YOUR OBJECTIVE
Every entry below should be printed exactly, without its images.

################

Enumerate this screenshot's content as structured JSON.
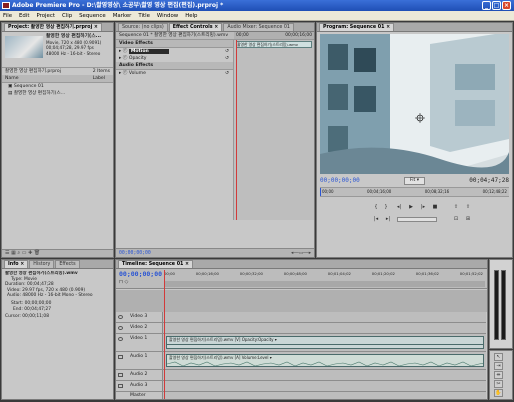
{
  "window": {
    "title": "Adobe Premiere Pro - D:\\촬영영상\\ 소공부\\촬영 영상 편집(편집).prproj *"
  },
  "menu": [
    "File",
    "Edit",
    "Project",
    "Clip",
    "Sequence",
    "Marker",
    "Title",
    "Window",
    "Help"
  ],
  "project": {
    "tab": "Project: 촬영한 영상 편집하기.prproj ×",
    "clip_name": "촬영한 영상 편집하기(스...",
    "clip_info": [
      "Movie, 720 x 480 (0.9091)",
      "00;04;47;28, 29.97 fps",
      "48000 Hz - 16-bit - Stereo"
    ],
    "project_file": "촬영한 영상 편집하기.prproj",
    "item_count": "2 Items",
    "col_name": "Name",
    "col_label": "Label",
    "items": [
      "Sequence 01",
      "촬영한 영상 편집하기(스..."
    ]
  },
  "effect_controls": {
    "tabs": [
      "Source: (no clips)",
      "Effect Controls ×",
      "Audio Mixer: Sequence 01"
    ],
    "sequence_path": "Sequence 01 * 촬영한 영상 편집하기(스트리밍).wmv",
    "time_start": "00;00",
    "time_end": "00;00;16;00",
    "clip_label": "촬영한 영상 편집하기(스트리밍).wmv",
    "video_effects": "Video Effects",
    "motion": "Motion",
    "opacity": "Opacity",
    "audio_effects": "Audio Effects",
    "volume": "Volume",
    "timecode": "00;00;00;00"
  },
  "program": {
    "tab": "Program: Sequence 01 ×",
    "current_time": "00;00;00;00",
    "fit": "Fit",
    "duration": "00;04;47;28",
    "ruler": [
      "00;00",
      "00;04;16;00",
      "00;08;32;16",
      "00;12;48;22"
    ]
  },
  "info": {
    "tabs": [
      "Info ×",
      "History",
      "Effects"
    ],
    "clip": "촬영한 영상 편집하기(스트리밍).wmv",
    "lines": [
      "Type: Movie",
      "Duration: 00;04;47;28",
      "Video: 29.97 fps, 720 x 480 (0.909)",
      "Audio: 48000 Hz - 16-bit Mono - Stereo",
      "Start: 00;00;00;00",
      "End: 00;04;47;27",
      "Cursor: 00;00;11;08"
    ]
  },
  "timeline": {
    "tab": "Timeline: Sequence 01 ×",
    "timecode": "00;00;00;00",
    "ruler": [
      "00;00",
      "00;00;16;00",
      "00;00;32;00",
      "00;00;48;00",
      "00;01;04;02",
      "00;01;20;02",
      "00;01;36;02",
      "00;01;52;02"
    ],
    "tracks": [
      "Video 3",
      "Video 2",
      "Video 1",
      "Audio 1",
      "Audio 2",
      "Audio 3",
      "Master"
    ],
    "video_clip": "촬영한 영상 편집하기(스트리밍).wmv [V] Opacity:Opacity ▾",
    "audio_clip": "촬영한 영상 편집하기(스트리밍).wmv [A] Volume:Level ▾"
  }
}
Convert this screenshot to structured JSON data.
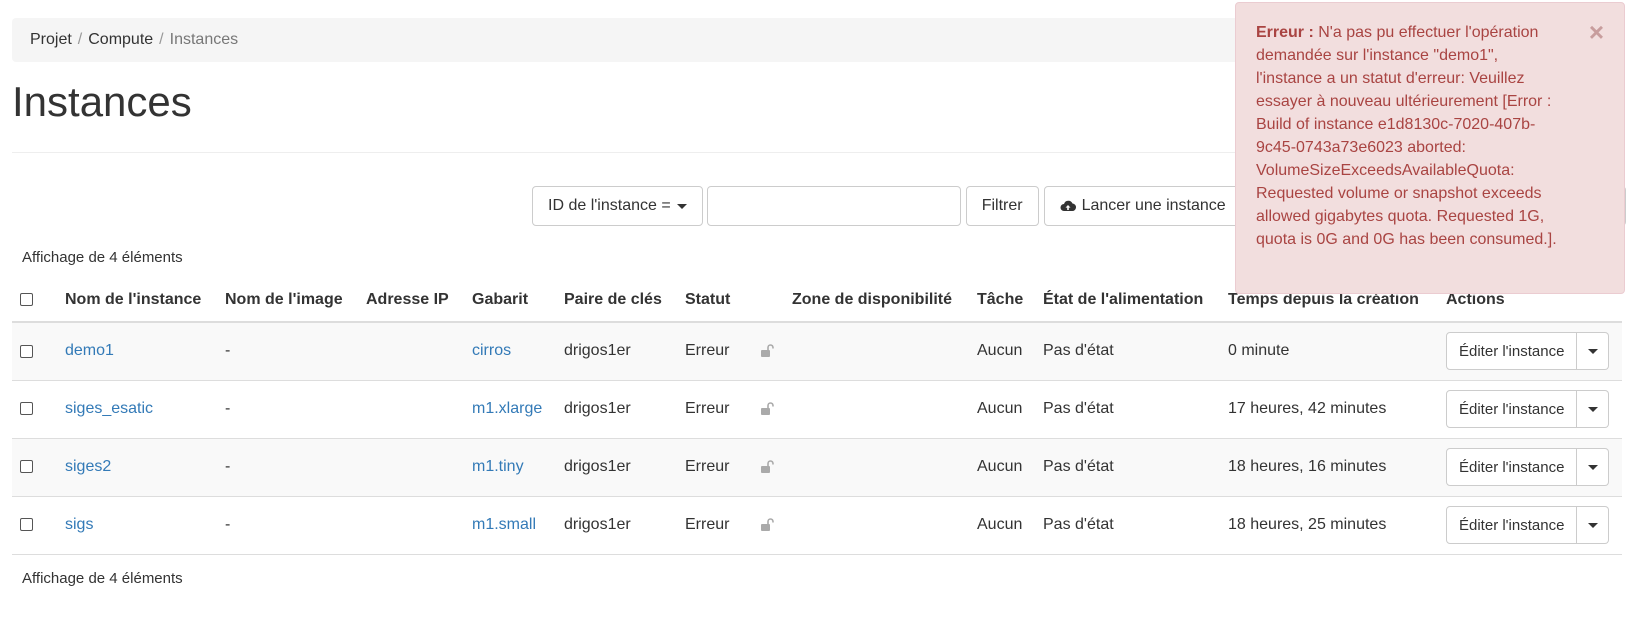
{
  "breadcrumb": [
    "Projet",
    "Compute",
    "Instances"
  ],
  "page_title": "Instances",
  "toolbar": {
    "filter_select": "ID de l'instance =",
    "filter_value": "",
    "filter_button": "Filtrer",
    "launch_button": "Lancer une instance"
  },
  "count_text": "Affichage de 4 éléments",
  "table": {
    "headers": [
      "Nom de l'instance",
      "Nom de l'image",
      "Adresse IP",
      "Gabarit",
      "Paire de clés",
      "Statut",
      "Zone de disponibilité",
      "Tâche",
      "État de l'alimentation",
      "Temps depuis la création",
      "Actions"
    ],
    "rows": [
      {
        "name": "demo1",
        "image": "-",
        "ip": "",
        "flavor": "cirros",
        "keypair": "drigos1er",
        "status": "Erreur",
        "zone": "",
        "task": "Aucun",
        "power": "Pas d'état",
        "age": "0 minute",
        "action": "Éditer l'instance"
      },
      {
        "name": "siges_esatic",
        "image": "-",
        "ip": "",
        "flavor": "m1.xlarge",
        "keypair": "drigos1er",
        "status": "Erreur",
        "zone": "",
        "task": "Aucun",
        "power": "Pas d'état",
        "age": "17 heures, 42 minutes",
        "action": "Éditer l'instance"
      },
      {
        "name": "siges2",
        "image": "-",
        "ip": "",
        "flavor": "m1.tiny",
        "keypair": "drigos1er",
        "status": "Erreur",
        "zone": "",
        "task": "Aucun",
        "power": "Pas d'état",
        "age": "18 heures, 16 minutes",
        "action": "Éditer l'instance"
      },
      {
        "name": "sigs",
        "image": "-",
        "ip": "",
        "flavor": "m1.small",
        "keypair": "drigos1er",
        "status": "Erreur",
        "zone": "",
        "task": "Aucun",
        "power": "Pas d'état",
        "age": "18 heures, 25 minutes",
        "action": "Éditer l'instance"
      }
    ]
  },
  "alert": {
    "label": "Erreur :",
    "message": "N'a pas pu effectuer l'opération demandée sur l'instance \"demo1\", l'instance a un statut d'erreur: Veuillez essayer à nouveau ultérieurement [Error : Build of instance e1d8130c-7020-407b-9c45-0743a73e6023 aborted: VolumeSizeExceedsAvailableQuota: Requested volume or snapshot exceeds allowed gigabytes quota. Requested 1G, quota is 0G and 0G has been consumed.].",
    "close_symbol": "×"
  },
  "colors": {
    "link": "#337ab7",
    "alert_bg": "#f2dede",
    "alert_text": "#a94442"
  },
  "icons": {
    "launch": "cloud-upload-icon",
    "status": "lock-open-icon",
    "close": "close-icon"
  }
}
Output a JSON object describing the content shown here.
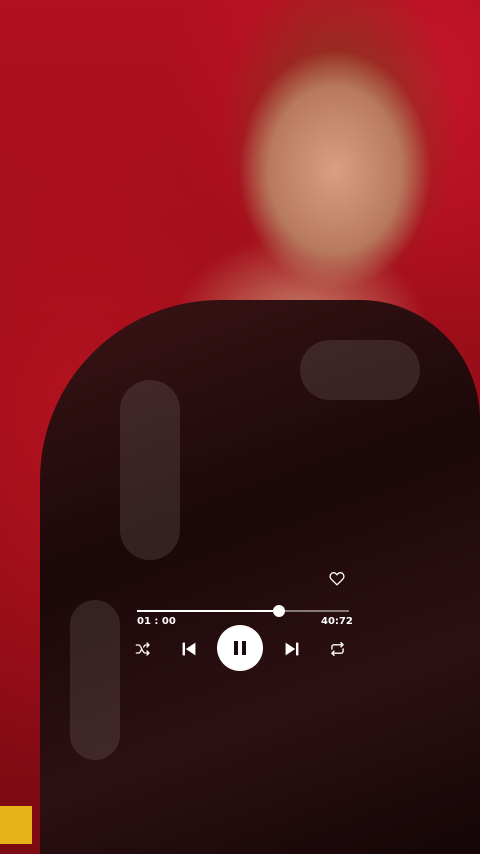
{
  "player": {
    "elapsed": "01 : 00",
    "total": "40:72",
    "progress_fraction": 0.67,
    "liked": false,
    "state": "playing"
  },
  "icons": {
    "like": "heart-outline-icon",
    "shuffle": "shuffle-icon",
    "previous": "skip-previous-icon",
    "pause": "pause-icon",
    "next": "skip-next-icon",
    "repeat": "repeat-icon"
  },
  "colors": {
    "controls": "#ffffff",
    "background_accent": "#b01020"
  }
}
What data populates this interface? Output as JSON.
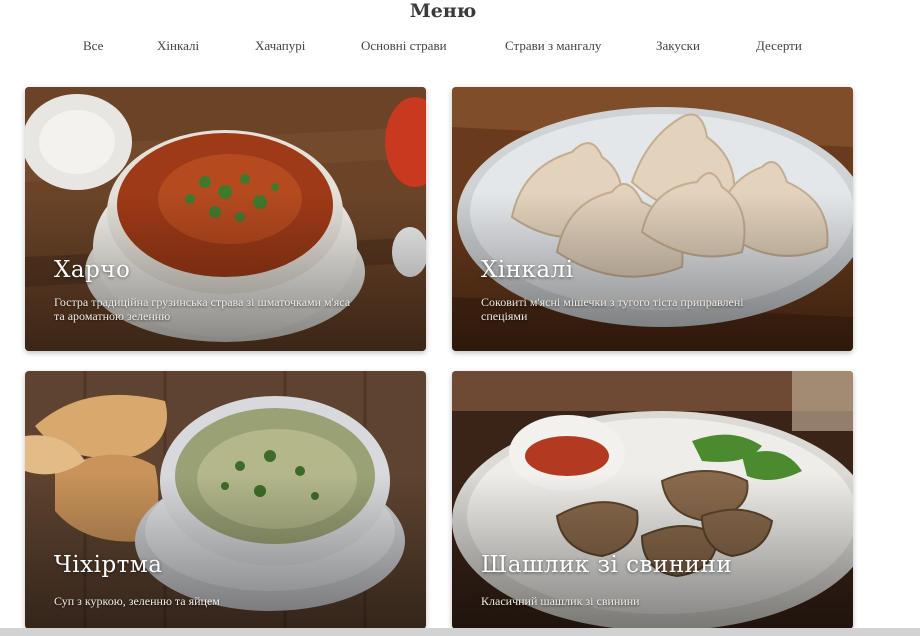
{
  "page": {
    "title": "Меню"
  },
  "tabs": [
    {
      "label": "Все"
    },
    {
      "label": "Хінкалі"
    },
    {
      "label": "Хачапурі"
    },
    {
      "label": "Основні страви"
    },
    {
      "label": "Страви з мангалу"
    },
    {
      "label": "Закуски"
    },
    {
      "label": "Десерти"
    }
  ],
  "cards": [
    {
      "title": "Харчо",
      "description": "Гостра традиційна грузинська страва зі шматочками м'яса та ароматною зеленню",
      "image": "kharcho-soup-photo"
    },
    {
      "title": "Хінкалі",
      "description": "Соковиті м'ясні мішечки з тугого тіста приправлені спеціями",
      "image": "khinkali-photo"
    },
    {
      "title": "Чіхіртма",
      "description": "Суп з куркою, зеленню та яйцем",
      "image": "chikhirtma-soup-photo"
    },
    {
      "title": "Шашлик зі свинини",
      "description": "Класичний шашлик зі свинини",
      "image": "pork-shashlik-photo"
    }
  ]
}
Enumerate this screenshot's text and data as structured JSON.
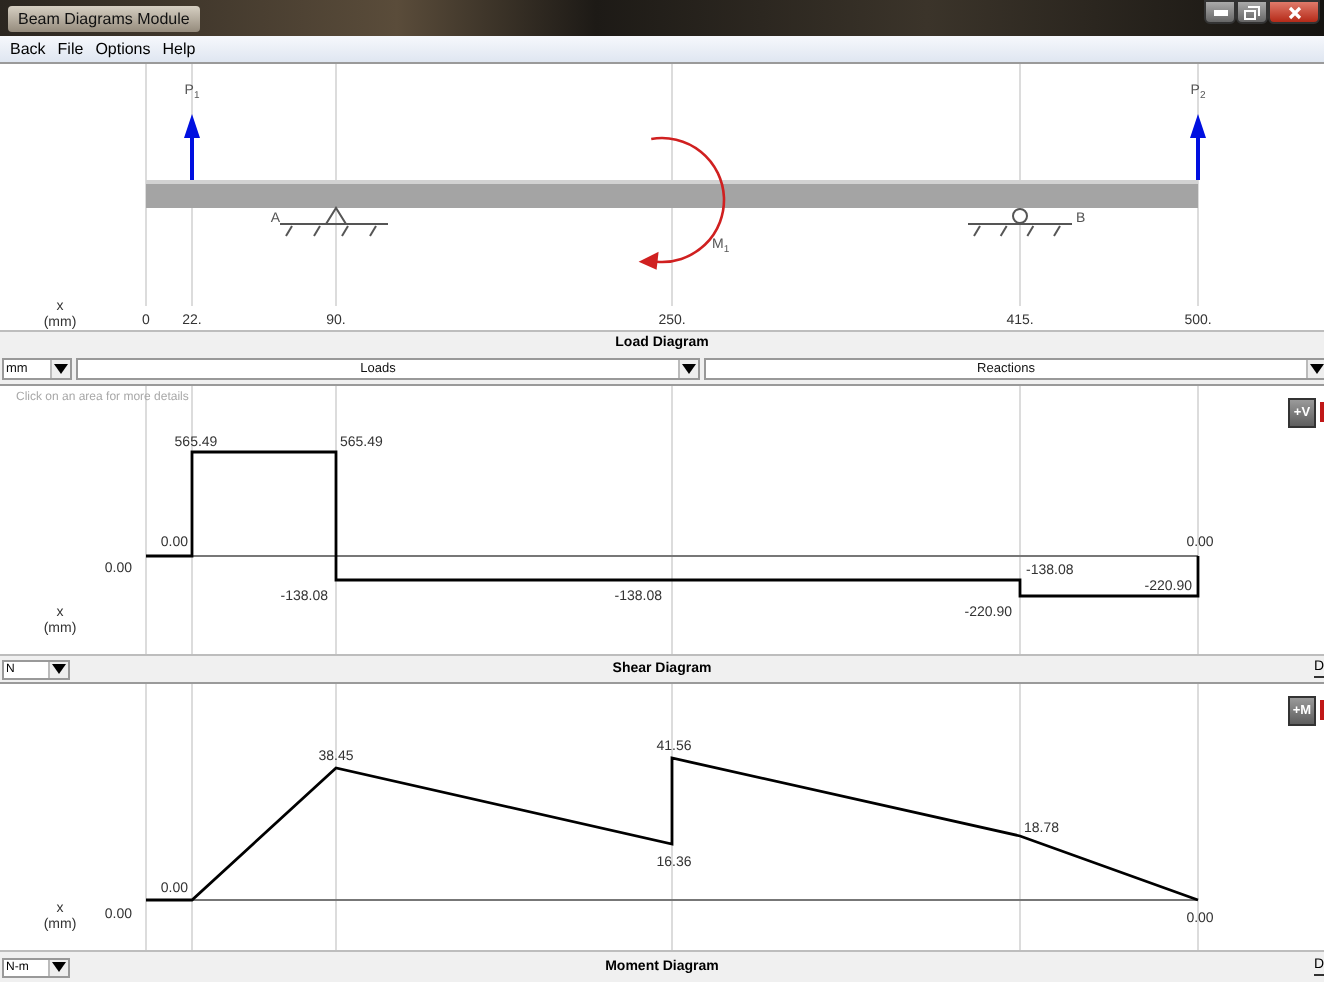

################

SOLUTION TO THIS TASK
Enumerate this screenshot's content as structured JSON.
{
  "window": {
    "title": "Adobe Premiere Pro - D:\\촬영영상\\ 소공부\\촬영 영상 편집(편집).prproj *"
  },
  "menu": [
    "File",
    "Edit",
    "Project",
    "Clip",
    "Sequence",
    "Marker",
    "Title",
    "Window",
    "Help"
  ],
  "project": {
    "tab": "Project: 촬영한 영상 편집하기.prproj ×",
    "clip_name": "촬영한 영상 편집하기(스...",
    "clip_info": [
      "Movie, 720 x 480 (0.9091)",
      "00;04;47;28, 29.97 fps",
      "48000 Hz - 16-bit - Stereo"
    ],
    "project_file": "촬영한 영상 편집하기.prproj",
    "item_count": "2 Items",
    "col_name": "Name",
    "col_label": "Label",
    "items": [
      "Sequence 01",
      "촬영한 영상 편집하기(스..."
    ]
  },
  "effect_controls": {
    "tabs": [
      "Source: (no clips)",
      "Effect Controls ×",
      "Audio Mixer: Sequence 01"
    ],
    "sequence_path": "Sequence 01 * 촬영한 영상 편집하기(스트리밍).wmv",
    "time_start": "00;00",
    "time_end": "00;00;16;00",
    "clip_label": "촬영한 영상 편집하기(스트리밍).wmv",
    "video_effects": "Video Effects",
    "motion": "Motion",
    "opacity": "Opacity",
    "audio_effects": "Audio Effects",
    "volume": "Volume",
    "timecode": "00;00;00;00"
  },
  "program": {
    "tab": "Program: Sequence 01 ×",
    "current_time": "00;00;00;00",
    "fit": "Fit",
    "duration": "00;04;47;28",
    "ruler": [
      "00;00",
      "00;04;16;00",
      "00;08;32;16",
      "00;12;48;22"
    ]
  },
  "info": {
    "tabs": [
      "Info ×",
      "History",
      "Effects"
    ],
    "clip": "촬영한 영상 편집하기(스트리밍).wmv",
    "lines": [
      "Type: Movie",
      "Duration: 00;04;47;28",
      "Video: 29.97 fps, 720 x 480 (0.909)",
      "Audio: 48000 Hz - 16-bit Mono - Stereo",
      "Start: 00;00;00;00",
      "End: 00;04;47;27",
      "Cursor: 00;00;11;08"
    ]
  },
  "timeline": {
    "tab": "Timeline: Sequence 01 ×",
    "timecode": "00;00;00;00",
    "ruler": [
      "00;00",
      "00;00;16;00",
      "00;00;32;00",
      "00;00;48;00",
      "00;01;04;02",
      "00;01;20;02",
      "00;01;36;02",
      "00;01;52;02"
    ],
    "tracks": [
      "Video 3",
      "Video 2",
      "Video 1",
      "Audio 1",
      "Audio 2",
      "Audio 3",
      "Master"
    ],
    "video_clip": "촬영한 영상 편집하기(스트리밍).wmv [V] Opacity:Opacity ▾",
    "audio_clip": "촬영한 영상 편집하기(스트리밍).wmv [A] Volume:Level ▾"
  }
}
Convert this screenshot to structured JSON data.
{
  "breadcrumb": [
    "Projet",
    "Compute",
    "Instances"
  ],
  "page_title": "Instances",
  "toolbar": {
    "filter_select": "ID de l'instance =",
    "filter_value": "",
    "filter_button": "Filtrer",
    "launch_button": "Lancer une instance"
  },
  "count_text": "Affichage de 4 éléments",
  "table": {
    "headers": [
      "Nom de l'instance",
      "Nom de l'image",
      "Adresse IP",
      "Gabarit",
      "Paire de clés",
      "Statut",
      "Zone de disponibilité",
      "Tâche",
      "État de l'alimentation",
      "Temps depuis la création",
      "Actions"
    ],
    "rows": [
      {
        "name": "demo1",
        "image": "-",
        "ip": "",
        "flavor": "cirros",
        "keypair": "drigos1er",
        "status": "Erreur",
        "zone": "",
        "task": "Aucun",
        "power": "Pas d'état",
        "age": "0 minute",
        "action": "Éditer l'instance"
      },
      {
        "name": "siges_esatic",
        "image": "-",
        "ip": "",
        "flavor": "m1.xlarge",
        "keypair": "drigos1er",
        "status": "Erreur",
        "zone": "",
        "task": "Aucun",
        "power": "Pas d'état",
        "age": "17 heures, 42 minutes",
        "action": "Éditer l'instance"
      },
      {
        "name": "siges2",
        "image": "-",
        "ip": "",
        "flavor": "m1.tiny",
        "keypair": "drigos1er",
        "status": "Erreur",
        "zone": "",
        "task": "Aucun",
        "power": "Pas d'état",
        "age": "18 heures, 16 minutes",
        "action": "Éditer l'instance"
      },
      {
        "name": "sigs",
        "image": "-",
        "ip": "",
        "flavor": "m1.small",
        "keypair": "drigos1er",
        "status": "Erreur",
        "zone": "",
        "task": "Aucun",
        "power": "Pas d'état",
        "age": "18 heures, 25 minutes",
        "action": "Éditer l'instance"
      }
    ]
  },
  "alert": {
    "label": "Erreur :",
    "message": "N'a pas pu effectuer l'opération demandée sur l'instance \"demo1\", l'instance a un statut d'erreur: Veuillez essayer à nouveau ultérieurement [Error : Build of instance e1d8130c-7020-407b-9c45-0743a73e6023 aborted: VolumeSizeExceedsAvailableQuota: Requested volume or snapshot exceeds allowed gigabytes quota. Requested 1G, quota is 0G and 0G has been consumed.].",
    "close_symbol": "×"
  },
  "colors": {
    "link": "#337ab7",
    "alert_bg": "#f2dede",
    "alert_text": "#a94442"
  },
  "icons": {
    "launch": "cloud-upload-icon",
    "status": "lock-open-icon",
    "close": "close-icon"
  }
}
Output a JSON object describing the content shown here.
{
  "player": {
    "elapsed": "01 : 00",
    "total": "40:72",
    "progress_fraction": 0.67,
    "liked": false,
    "state": "playing"
  },
  "icons": {
    "like": "heart-outline-icon",
    "shuffle": "shuffle-icon",
    "previous": "skip-previous-icon",
    "pause": "pause-icon",
    "next": "skip-next-icon",
    "repeat": "repeat-icon"
  },
  "colors": {
    "controls": "#ffffff",
    "background_accent": "#b01020"
  }
}
What data populates this interface? Output as JSON.
{
  "page": {
    "title": "Меню"
  },
  "tabs": [
    {
      "label": "Все"
    },
    {
      "label": "Хінкалі"
    },
    {
      "label": "Хачапурі"
    },
    {
      "label": "Основні страви"
    },
    {
      "label": "Страви з мангалу"
    },
    {
      "label": "Закуски"
    },
    {
      "label": "Десерти"
    }
  ],
  "cards": [
    {
      "title": "Харчо",
      "description": "Гостра традиційна грузинська страва зі шматочками м'яса та ароматною зеленню",
      "image": "kharcho-soup-photo"
    },
    {
      "title": "Хінкалі",
      "description": "Соковиті м'ясні мішечки з тугого тіста приправлені спеціями",
      "image": "khinkali-photo"
    },
    {
      "title": "Чіхіртма",
      "description": "Суп з куркою, зеленню та яйцем",
      "image": "chikhirtma-soup-photo"
    },
    {
      "title": "Шашлик зі свинини",
      "description": "Класичний шашлик зі свинини",
      "image": "pork-shashlik-photo"
    }
  ]
}
Enumerate this screenshot's text and data as structured JSON.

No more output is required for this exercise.